Years ago, when I started making the shift to shaping a career rather than just holding a job, circumstance brought me into dream team, and a dream opportunity, that I never would have imagined just 2 months prior. We were charged with delivering a critical project that absolutely had to be a success.
To make sure that happened, we were brought together under the leadership of a very senior member of management, renowned for his astute eye and no-nonsense manner.
I was warned by coworkers that he would be difficult to work with. That he was intimidating. That he had a sharp tongue. I look back on those days and you know what I think?
Best. Manager. Ever.
He was demanding and exacting. But if you paid attention, you could see he usually had a twinkle in his eye as if he found some personal amusement in the circumstances around him. He is quite likely the most organized person I’ve ever met, and I just wish that was one thing I could have picked up from him during the time we worked together. But despite all his efficiency and productivity, this was one man who was not found anywhere near the office after hours or on the weekend.
Weekends were his time to spend with his family, and he was usually found doing something adventurous like boating and fishing. Work hard, play hard.
I struggled with that. I could work hard and I could play hard, but I struggled too find work life balance. I was wound too tight, and I obsessed over work projects until they were done, and done perfectly. Team that OCD with the passionate arrogance of youth, and the unfortunate reality that a woman in IT has to work twice as hard as a male peer to have a chance at being taken seriously, and you could say I had a bit of a chip on my shoulder.
Just the opposite of my boss (except maybe for the OCD bit).
He was sharp and fast talking flattery didn’t fool him at all. Those who didn’t like it and played dirty poli-tricks? Dismissed – dealt with expeditiously and calmly.

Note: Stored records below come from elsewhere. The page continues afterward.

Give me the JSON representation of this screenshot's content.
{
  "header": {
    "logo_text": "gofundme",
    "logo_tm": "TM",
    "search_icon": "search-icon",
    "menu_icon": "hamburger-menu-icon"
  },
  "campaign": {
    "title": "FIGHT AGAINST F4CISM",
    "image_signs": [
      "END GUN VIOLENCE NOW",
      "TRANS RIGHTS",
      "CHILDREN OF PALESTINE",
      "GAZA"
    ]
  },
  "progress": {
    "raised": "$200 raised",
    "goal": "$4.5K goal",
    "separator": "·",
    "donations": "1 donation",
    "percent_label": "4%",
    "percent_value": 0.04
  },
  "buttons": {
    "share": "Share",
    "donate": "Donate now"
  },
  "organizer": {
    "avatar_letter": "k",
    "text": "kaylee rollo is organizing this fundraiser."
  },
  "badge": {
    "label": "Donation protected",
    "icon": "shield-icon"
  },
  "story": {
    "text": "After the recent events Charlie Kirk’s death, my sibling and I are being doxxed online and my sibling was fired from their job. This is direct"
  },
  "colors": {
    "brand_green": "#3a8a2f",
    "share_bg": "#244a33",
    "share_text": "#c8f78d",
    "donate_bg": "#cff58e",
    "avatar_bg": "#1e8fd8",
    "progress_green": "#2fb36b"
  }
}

I think I admired that the most about him, and I wanted to learn. How did he do it??
I felt like I was always up against the “boys club” and I knew my emotional responses made me easier to dismiss, despite any truth my words held. It was dysfunctional, but I didn’t know how to fix it. I knew I needed to get thicker skin and learn to ignore some of the unfair situations I encountered, even if for my own peace of mind. And I knew you couldn’t question my work.
But fine work coupled with emotional responses, makes for a manager’s understudy – never a manager.
I wasn’t about to settle for that.
I asked my boss about it one day after an incident played out in our office and he had to intervene.
As I steamed about the absurdity of the situation, I asked him how he could deal with a situation like that without getting angry. He smiled wisely at me and told me that one day I’d understand, and that time would bring me patience.
Ha! I seriously doubted that.
I was very much aware that I had a quick temper. But Right was Right! Or so I justified my behavior to myself.
He told me he used to be just like me at my age, just as quick tempered.
Hmmm… Yeah riiiiight.
Almost 10 years later and I laugh to myself. Observing these young ‘uns of 20 and 21 fresh in the world of work. No longer children, but still learning so much about life. Good and kind people, but walking around with these chips on their shoulders….
Was that me?
Is that what people saw looking at me? All this energy and not a clue where I was going?
It’s funny how time brings perspective.
These days I find myself on the other side of the table, giving work relationship advice. I smile at the outrage at disrespect or injustice – real or perceived – and try to provide a calmer perspective and teach lessons how to deal effectively (and calmly) with challenges encountered and transforming dysfunctional relationships in the workplace.
As I look at these kids, there’s one question I ask myself over and over.
Why is it that we spend so much time Waiting to be Wronged?
What is it within us that makes us so quick to react when life doesn’t go exactly as we expect it to? What makes us believe that the person across from us wants to deliberately frustrate us?
And it’s not just the kids. I see it so often in people who should be older and wiser, and should be setting the example for the younger ones coming up.
What are we teaching the next generation?
Sure, there are some miserable folks out there who get some kind of satisfaction in stealing other people’s joy. In most cases it’s less about that, than it is about communication gone wrong. But even in cases where we are being deliberately provoked, are we already standing waiting for our buttons to be pushed?
I still have a ways to go to make my buttons less easily pushed. But I’m getting there. And this past year has gone a long way in giving me perspective and teaching me to truly value my happiness and the relationships that bring me happiness.
Life is short. I’ve made a choice to focus more on building my peace of mind, rather than pacing, waiting to sound the alarm at the next person coming too close to my boundaries…